What does the customer want?

No-one wakes up the in the morning thinking " I must go out and buy a new software tool this morning!". More likely they have a set of objectives to meet and problems to resolve and will spend time seeking the solution to those issues. This is the critical step as it defines how, where and what you will need to communicate to attract their attention and promote engagement with your sales channels.

Consider:

  • What issue is the customer trying to resolve?
  • How would the customer communicate that issue in their terms
  • Where are they going to go to seek a solution
  • How will the customers business benefit from implementing the solution
  • What other solutions exist?

Language and communications channels

Understanding how your customer speaks and what channels they value most will give you a head start in building your communications plan in a way which will directly resonate with your audience and increase engagement.

Each business and function has its own set of concepts and jargon that it uses to simplify problems and streamline communications. It has certain places that it goes for information and a certain way of asking questions. People within the industry tend to describe themselves in certain ways which are meant to communicate specific skills or experiences to others within the industry.

For you to be able to communicate with your target customers you need to understand the relevance of these terms and ensure that you are speaking and listening in similar terms.

Online Search

At the basic level, your customer will be searching for a solution online and will have a specific set of keywords that they will use. Without getting into the complexities of how Google and other search algorithms identify and rank pages, keywords are still an essential part of the process. If your customer is looking for “how to retain talent” and your keywords talk about “keeping staff”, chances are you’re going to miss them.

Similarly, if you’re looking for the HR manager, and everyone’s changed their title to Chief People officer, you could be missing potential customers.

What’s the problem?

You need to understand how your customers' problem is described by them so that your solution can be described in similar terms, this shows that you understand their issues and allows them to see your problem in the same context.

Where are they going for information?

Whilst Google is relatively ubiquitous, it's not the only source of information and if your target market has active forums, specific industry sites and groups or makes extensive use of Reddit or LinkedIn as the font of all knowledge, you need to be aware of this and be active on those sites.
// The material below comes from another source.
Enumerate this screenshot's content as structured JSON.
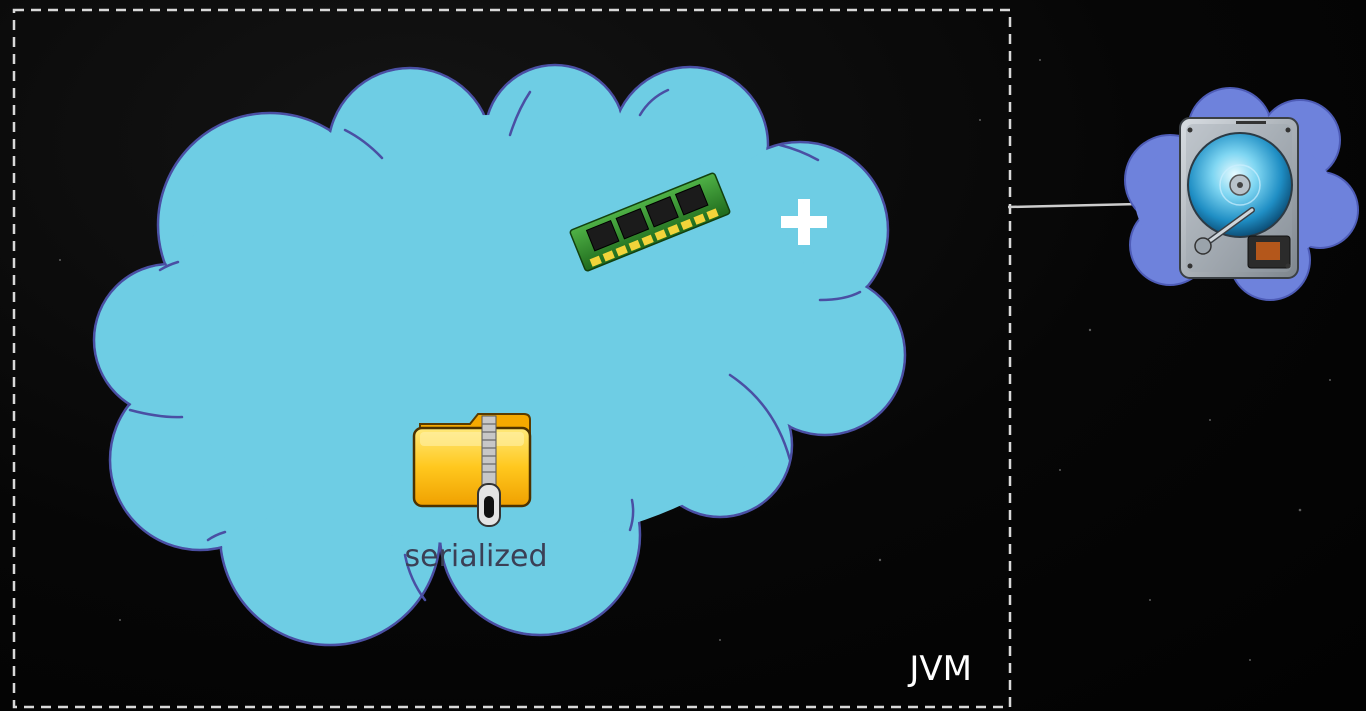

The difference between Customers and Users

Within the B2B space, you are likely to encounter a broad range of stakeholders within the decision-making circle, with the current rule of thumb being 6.8 stakeholders involved in each decision.  In simple terms, however, there are two types to be aware of

  • User - this is the person that ultimately benefits from the solution
  • Customer - the person who makes the decision to buy.

This is an important distinction as the user may not have decision-making authority and the customer may not see the benefits you deliver, so carefully consider what to communicate to whom.